# About this task:
The answer must restate every entry below word for word.

# Records for the exercise:
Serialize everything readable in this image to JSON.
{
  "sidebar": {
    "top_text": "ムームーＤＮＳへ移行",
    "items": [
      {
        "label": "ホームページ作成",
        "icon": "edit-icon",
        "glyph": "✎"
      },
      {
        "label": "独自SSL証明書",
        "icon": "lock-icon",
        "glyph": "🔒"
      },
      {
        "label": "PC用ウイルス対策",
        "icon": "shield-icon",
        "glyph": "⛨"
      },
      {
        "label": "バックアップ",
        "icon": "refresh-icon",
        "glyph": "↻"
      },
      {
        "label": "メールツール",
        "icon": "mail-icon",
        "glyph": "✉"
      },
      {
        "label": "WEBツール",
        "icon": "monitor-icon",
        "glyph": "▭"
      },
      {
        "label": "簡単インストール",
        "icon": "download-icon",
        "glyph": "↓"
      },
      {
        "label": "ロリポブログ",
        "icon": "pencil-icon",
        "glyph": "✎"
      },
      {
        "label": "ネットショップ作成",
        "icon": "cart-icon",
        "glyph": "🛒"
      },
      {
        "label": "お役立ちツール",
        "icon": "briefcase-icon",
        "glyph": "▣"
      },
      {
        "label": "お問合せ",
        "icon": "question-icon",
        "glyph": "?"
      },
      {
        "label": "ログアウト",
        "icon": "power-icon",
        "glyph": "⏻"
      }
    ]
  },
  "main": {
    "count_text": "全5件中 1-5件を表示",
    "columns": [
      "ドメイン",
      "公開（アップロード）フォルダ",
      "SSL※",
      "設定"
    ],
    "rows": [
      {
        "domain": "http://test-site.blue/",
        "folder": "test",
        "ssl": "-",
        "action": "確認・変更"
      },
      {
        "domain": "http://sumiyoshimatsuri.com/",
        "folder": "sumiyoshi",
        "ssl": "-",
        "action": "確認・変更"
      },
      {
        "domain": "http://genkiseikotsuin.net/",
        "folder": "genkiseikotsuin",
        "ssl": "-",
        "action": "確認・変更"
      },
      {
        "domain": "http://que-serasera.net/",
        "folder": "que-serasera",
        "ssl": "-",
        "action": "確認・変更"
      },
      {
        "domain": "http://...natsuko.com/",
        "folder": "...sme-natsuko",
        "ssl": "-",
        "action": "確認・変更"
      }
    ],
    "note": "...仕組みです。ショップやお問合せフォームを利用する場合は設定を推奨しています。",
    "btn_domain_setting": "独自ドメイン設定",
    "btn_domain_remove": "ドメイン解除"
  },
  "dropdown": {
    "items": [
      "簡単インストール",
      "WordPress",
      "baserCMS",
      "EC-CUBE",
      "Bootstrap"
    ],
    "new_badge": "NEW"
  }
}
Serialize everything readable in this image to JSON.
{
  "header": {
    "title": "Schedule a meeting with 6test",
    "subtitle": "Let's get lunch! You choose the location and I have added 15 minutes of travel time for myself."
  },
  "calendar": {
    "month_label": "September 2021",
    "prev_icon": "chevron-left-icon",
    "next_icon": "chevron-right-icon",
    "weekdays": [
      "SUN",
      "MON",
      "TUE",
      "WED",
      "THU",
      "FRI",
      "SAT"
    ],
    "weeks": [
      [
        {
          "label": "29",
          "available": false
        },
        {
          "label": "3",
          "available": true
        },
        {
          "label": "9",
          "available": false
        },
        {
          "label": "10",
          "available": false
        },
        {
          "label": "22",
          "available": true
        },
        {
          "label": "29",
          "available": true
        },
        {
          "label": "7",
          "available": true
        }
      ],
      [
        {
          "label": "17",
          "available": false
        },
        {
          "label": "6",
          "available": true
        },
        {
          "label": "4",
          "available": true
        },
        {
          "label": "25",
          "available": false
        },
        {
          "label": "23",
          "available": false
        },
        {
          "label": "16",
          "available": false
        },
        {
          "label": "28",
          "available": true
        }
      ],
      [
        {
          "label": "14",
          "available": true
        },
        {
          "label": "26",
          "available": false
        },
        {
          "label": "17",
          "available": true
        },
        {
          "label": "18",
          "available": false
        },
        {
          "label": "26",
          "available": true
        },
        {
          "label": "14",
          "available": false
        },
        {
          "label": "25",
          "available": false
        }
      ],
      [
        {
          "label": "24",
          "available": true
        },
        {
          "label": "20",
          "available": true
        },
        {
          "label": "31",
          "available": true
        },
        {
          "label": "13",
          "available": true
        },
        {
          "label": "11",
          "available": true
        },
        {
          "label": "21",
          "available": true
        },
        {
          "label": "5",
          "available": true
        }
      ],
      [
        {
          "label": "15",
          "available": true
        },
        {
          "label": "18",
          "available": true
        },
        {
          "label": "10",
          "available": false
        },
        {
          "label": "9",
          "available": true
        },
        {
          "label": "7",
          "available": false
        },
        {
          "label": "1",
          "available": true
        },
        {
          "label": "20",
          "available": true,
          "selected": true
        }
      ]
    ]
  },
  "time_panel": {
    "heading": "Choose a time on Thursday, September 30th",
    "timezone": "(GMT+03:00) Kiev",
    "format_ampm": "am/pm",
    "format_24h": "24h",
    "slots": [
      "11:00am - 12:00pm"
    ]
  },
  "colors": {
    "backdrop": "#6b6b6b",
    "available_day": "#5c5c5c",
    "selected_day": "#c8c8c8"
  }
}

# Output of the task:
Serialize everything readable in this image to JSON.
{
  "sidebar": {
    "top_text": "ムームーＤＮＳへ移行",
    "items": [
      {
        "label": "ホームページ作成",
        "icon": "edit-icon",
        "glyph": "✎"
      },
      {
        "label": "独自SSL証明書",
        "icon": "lock-icon",
        "glyph": "🔒"
      },
      {
        "label": "PC用ウイルス対策",
        "icon": "shield-icon",
        "glyph": "⛨"
      },
      {
        "label": "バックアップ",
        "icon": "refresh-icon",
        "glyph": "↻"
      },
      {
        "label": "メールツール",
        "icon": "mail-icon",
        "glyph": "✉"
      },
      {
        "label": "WEBツール",
        "icon": "monitor-icon",
        "glyph": "▭"
      },
      {
        "label": "簡単インストール",
        "icon": "download-icon",
        "glyph": "↓"
      },
      {
        "label": "ロリポブログ",
        "icon": "pencil-icon",
        "glyph": "✎"
      },
      {
        "label": "ネットショップ作成",
        "icon": "cart-icon",
        "glyph": "🛒"
      },
      {
        "label": "お役立ちツール",
        "icon": "briefcase-icon",
        "glyph": "▣"
      },
      {
        "label": "お問合せ",
        "icon": "question-icon",
        "glyph": "?"
      },
      {
        "label": "ログアウト",
        "icon": "power-icon",
        "glyph": "⏻"
      }
    ]
  },
  "main": {
    "count_text": "全5件中 1-5件を表示",
    "columns": [
      "ドメイン",
      "公開（アップロード）フォルダ",
      "SSL※",
      "設定"
    ],
    "rows": [
      {
        "domain": "http://test-site.blue/",
        "folder": "test",
        "ssl": "-",
        "action": "確認・変更"
      },
      {
        "domain": "http://sumiyoshimatsuri.com/",
        "folder": "sumiyoshi",
        "ssl": "-",
        "action": "確認・変更"
      },
      {
        "domain": "http://genkiseikotsuin.net/",
        "folder": "genkiseikotsuin",
        "ssl": "-",
        "action": "確認・変更"
      },
      {
        "domain": "http://que-serasera.net/",
        "folder": "que-serasera",
        "ssl": "-",
        "action": "確認・変更"
      },
      {
        "domain": "http://...natsuko.com/",
        "folder": "...sme-natsuko",
        "ssl": "-",
        "action": "確認・変更"
      }
    ],
    "note": "...仕組みです。ショップやお問合せフォームを利用する場合は設定を推奨しています。",
    "btn_domain_setting": "独自ドメイン設定",
    "btn_domain_remove": "ドメイン解除"
  },
  "dropdown": {
    "items": [
      "簡単インストール",
      "WordPress",
      "baserCMS",
      "EC-CUBE",
      "Bootstrap"
    ],
    "new_badge": "NEW"
  }
}
Serialize everything readable in this image to JSON.
{
  "header": {
    "title": "Schedule a meeting with 6test",
    "subtitle": "Let's get lunch! You choose the location and I have added 15 minutes of travel time for myself."
  },
  "calendar": {
    "month_label": "September 2021",
    "prev_icon": "chevron-left-icon",
    "next_icon": "chevron-right-icon",
    "weekdays": [
      "SUN",
      "MON",
      "TUE",
      "WED",
      "THU",
      "FRI",
      "SAT"
    ],
    "weeks": [
      [
        {
          "label": "29",
          "available": false
        },
        {
          "label": "3",
          "available": true
        },
        {
          "label": "9",
          "available": false
        },
        {
          "label": "10",
          "available": false
        },
        {
          "label": "22",
          "available": true
        },
        {
          "label": "29",
          "available": true
        },
        {
          "label": "7",
          "available": true
        }
      ],
      [
        {
          "label": "17",
          "available": false
        },
        {
          "label": "6",
          "available": true
        },
        {
          "label": "4",
          "available": true
        },
        {
          "label": "25",
          "available": false
        },
        {
          "label": "23",
          "available": false
        },
        {
          "label": "16",
          "available": false
        },
        {
          "label": "28",
          "available": true
        }
      ],
      [
        {
          "label": "14",
          "available": true
        },
        {
          "label": "26",
          "available": false
        },
        {
          "label": "17",
          "available": true
        },
        {
          "label": "18",
          "available": false
        },
        {
          "label": "26",
          "available": true
        },
        {
          "label": "14",
          "available": false
        },
        {
          "label": "25",
          "available": false
        }
      ],
      [
        {
          "label": "24",
          "available": true
        },
        {
          "label": "20",
          "available": true
        },
        {
          "label": "31",
          "available": true
        },
        {
          "label": "13",
          "available": true
        },
        {
          "label": "11",
          "available": true
        },
        {
          "label": "21",
          "available": true
        },
        {
          "label": "5",
          "available": true
        }
      ],
      [
        {
          "label": "15",
          "available": true
        },
        {
          "label": "18",
          "available": true
        },
        {
          "label": "10",
          "available": false
        },
        {
          "label": "9",
          "available": true
        },
        {
          "label": "7",
          "available": false
        },
        {
          "label": "1",
          "available": true
        },
        {
          "label": "20",
          "available": true,
          "selected": true
        }
      ]
    ]
  },
  "time_panel": {
    "heading": "Choose a time on Thursday, September 30th",
    "timezone": "(GMT+03:00) Kiev",
    "format_ampm": "am/pm",
    "format_24h": "24h",
    "slots": [
      "11:00am - 12:00pm"
    ]
  },
  "colors": {
    "backdrop": "#6b6b6b",
    "available_day": "#5c5c5c",
    "selected_day": "#c8c8c8"
  }
}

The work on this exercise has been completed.